* Article titles in AMA citation format should be in sentence-case

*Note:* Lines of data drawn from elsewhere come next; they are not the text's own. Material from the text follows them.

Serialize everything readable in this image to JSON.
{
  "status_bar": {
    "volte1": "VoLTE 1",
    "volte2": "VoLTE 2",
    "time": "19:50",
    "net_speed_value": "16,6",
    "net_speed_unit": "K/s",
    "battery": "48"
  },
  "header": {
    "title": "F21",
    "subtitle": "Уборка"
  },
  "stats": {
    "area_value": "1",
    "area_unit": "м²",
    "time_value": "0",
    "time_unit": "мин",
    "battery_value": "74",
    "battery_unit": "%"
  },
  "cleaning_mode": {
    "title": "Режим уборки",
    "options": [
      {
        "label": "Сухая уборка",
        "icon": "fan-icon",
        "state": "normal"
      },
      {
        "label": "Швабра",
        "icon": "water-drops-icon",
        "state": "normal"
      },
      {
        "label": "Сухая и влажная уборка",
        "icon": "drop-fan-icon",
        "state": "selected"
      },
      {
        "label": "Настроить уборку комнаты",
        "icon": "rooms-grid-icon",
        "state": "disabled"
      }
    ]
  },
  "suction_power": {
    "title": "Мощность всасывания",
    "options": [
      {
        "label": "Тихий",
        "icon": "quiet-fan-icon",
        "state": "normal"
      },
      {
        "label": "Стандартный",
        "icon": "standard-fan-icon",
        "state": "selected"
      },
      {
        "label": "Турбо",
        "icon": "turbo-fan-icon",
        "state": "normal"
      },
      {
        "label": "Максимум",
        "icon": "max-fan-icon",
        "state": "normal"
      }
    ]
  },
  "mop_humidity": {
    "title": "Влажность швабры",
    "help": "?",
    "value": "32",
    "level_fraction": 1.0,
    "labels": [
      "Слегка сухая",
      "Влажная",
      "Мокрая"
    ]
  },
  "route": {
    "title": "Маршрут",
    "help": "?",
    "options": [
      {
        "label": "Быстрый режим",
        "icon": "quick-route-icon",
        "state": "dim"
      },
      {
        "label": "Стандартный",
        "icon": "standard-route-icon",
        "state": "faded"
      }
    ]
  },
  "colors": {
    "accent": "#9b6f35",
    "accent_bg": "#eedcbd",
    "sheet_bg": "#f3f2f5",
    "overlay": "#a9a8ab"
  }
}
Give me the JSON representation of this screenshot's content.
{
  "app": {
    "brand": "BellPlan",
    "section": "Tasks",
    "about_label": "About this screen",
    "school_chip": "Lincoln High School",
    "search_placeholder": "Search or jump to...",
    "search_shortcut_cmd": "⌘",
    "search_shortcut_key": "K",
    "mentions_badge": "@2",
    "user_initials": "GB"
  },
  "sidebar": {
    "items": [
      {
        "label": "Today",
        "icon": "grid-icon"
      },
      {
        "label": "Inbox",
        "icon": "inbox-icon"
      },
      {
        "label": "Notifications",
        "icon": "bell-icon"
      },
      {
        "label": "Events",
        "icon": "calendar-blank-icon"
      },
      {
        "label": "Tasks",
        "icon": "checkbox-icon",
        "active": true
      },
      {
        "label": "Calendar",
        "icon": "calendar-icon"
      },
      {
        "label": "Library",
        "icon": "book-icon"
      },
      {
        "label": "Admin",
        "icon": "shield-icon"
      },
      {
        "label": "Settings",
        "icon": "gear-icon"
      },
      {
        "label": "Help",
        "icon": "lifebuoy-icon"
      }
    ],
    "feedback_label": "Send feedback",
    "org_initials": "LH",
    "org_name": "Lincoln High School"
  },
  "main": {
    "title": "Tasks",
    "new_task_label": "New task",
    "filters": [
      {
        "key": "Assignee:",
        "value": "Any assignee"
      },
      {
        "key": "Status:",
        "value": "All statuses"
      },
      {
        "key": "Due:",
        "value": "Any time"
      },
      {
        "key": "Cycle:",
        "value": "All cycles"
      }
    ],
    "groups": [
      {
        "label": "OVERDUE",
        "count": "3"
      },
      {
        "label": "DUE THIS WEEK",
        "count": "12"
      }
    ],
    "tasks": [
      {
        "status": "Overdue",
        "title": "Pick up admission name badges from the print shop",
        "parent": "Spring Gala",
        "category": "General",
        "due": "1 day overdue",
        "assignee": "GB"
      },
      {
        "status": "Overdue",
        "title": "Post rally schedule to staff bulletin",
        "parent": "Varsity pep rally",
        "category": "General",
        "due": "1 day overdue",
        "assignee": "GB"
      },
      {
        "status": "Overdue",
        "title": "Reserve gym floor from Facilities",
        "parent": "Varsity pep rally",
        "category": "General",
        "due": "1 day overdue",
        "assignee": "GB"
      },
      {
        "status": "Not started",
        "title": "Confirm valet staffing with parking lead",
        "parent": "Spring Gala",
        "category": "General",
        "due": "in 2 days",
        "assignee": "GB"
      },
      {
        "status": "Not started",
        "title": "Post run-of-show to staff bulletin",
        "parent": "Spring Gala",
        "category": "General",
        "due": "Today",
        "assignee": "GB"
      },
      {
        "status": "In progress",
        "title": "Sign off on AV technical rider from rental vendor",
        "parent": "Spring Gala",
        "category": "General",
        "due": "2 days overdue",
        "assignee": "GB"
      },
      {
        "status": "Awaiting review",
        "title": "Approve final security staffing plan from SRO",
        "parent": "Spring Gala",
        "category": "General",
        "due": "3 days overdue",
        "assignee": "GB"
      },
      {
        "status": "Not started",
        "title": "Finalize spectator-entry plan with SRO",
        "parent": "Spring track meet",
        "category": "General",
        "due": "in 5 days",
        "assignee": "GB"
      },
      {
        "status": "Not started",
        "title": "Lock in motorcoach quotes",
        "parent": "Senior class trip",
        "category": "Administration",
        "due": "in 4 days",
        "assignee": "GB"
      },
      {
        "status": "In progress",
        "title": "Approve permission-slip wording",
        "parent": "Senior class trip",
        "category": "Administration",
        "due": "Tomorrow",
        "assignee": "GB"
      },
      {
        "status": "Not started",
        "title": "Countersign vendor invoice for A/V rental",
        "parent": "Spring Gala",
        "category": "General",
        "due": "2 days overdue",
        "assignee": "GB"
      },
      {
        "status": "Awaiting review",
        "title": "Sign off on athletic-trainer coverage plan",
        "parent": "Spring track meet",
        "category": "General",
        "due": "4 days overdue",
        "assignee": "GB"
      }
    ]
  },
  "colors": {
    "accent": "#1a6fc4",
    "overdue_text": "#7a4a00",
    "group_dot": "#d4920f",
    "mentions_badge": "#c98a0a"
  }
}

TY - JOUR T1 - Stress-tolerance of baker's-yeast (Saccharomyces cerevisiae) cells: stress-protective molecules and genes involved in stress tolerance. AU - Shima,Jun, AU - Takagi,Hiroshi, Y1 - 2009/05/29/ PY - 2009/5/30/entrez PY - 2009/5/30/pubmed PY - 2009/7/25/medline SP - 155 EP - 64 JF - Biotechnology and applied biochemistry JO - Biotechnol Appl Biochem VL - 53 IS - Pt 3 N2 - During the fermentation of dough and the production of baker's yeast (Saccharomyces cerevisiae), cells are exposed to numerous environmental stresses (baking-associated stresses) such as freeze-thaw, high sugar concentrations, air-drying and oxidative stresses. Cellular macromolecules, including proteins, nucleic acids and membranes, are seriously damaged under stress conditions, leading to the inhibition of cell growth, cell viability and fermentation. To avoid lethal damage, yeast cells need to acquire a variety of stress-tolerant mechanisms, for example the induction of stress proteins, the accumulation of stress protectants, changes in membrane composition and repression of translation, and by regulating the corresponding gene expression via stress-triggered signal-transduction pathways. Trehalose and proline are considered to be critical stress protectants, as is glycerol. It is known that these molecules are effective for providing protection against various types of environmental stresses. Modifications of the metabolic pathways of trehalose and proline by self-cloning methods have significantly increased tolerance to baking-associated stresses. To clarify which genes are required for stress tolerance, both a comprehensive phenomics analysis and a functional genomics analysis were carried out under stress conditions that simulated those occurring during the commercial baking process. These analyses indicated that many genes are involved in stress tolerance in yeast. In particular, it was suggested that vacuolar H+-ATPase plays important roles in yeast cells under stress conditions. SN - 1470-8744 UR - https://www.unboundmedicine.com/medline/citation/19476439/Stress_tolerance_of_baker's_yeast__Saccharomyces_cerevisiae__cells:_stress_protective_molecules_and_genes_involved_in_stress_tolerance_ DB - PRIME DP - Unbound Medicine ER -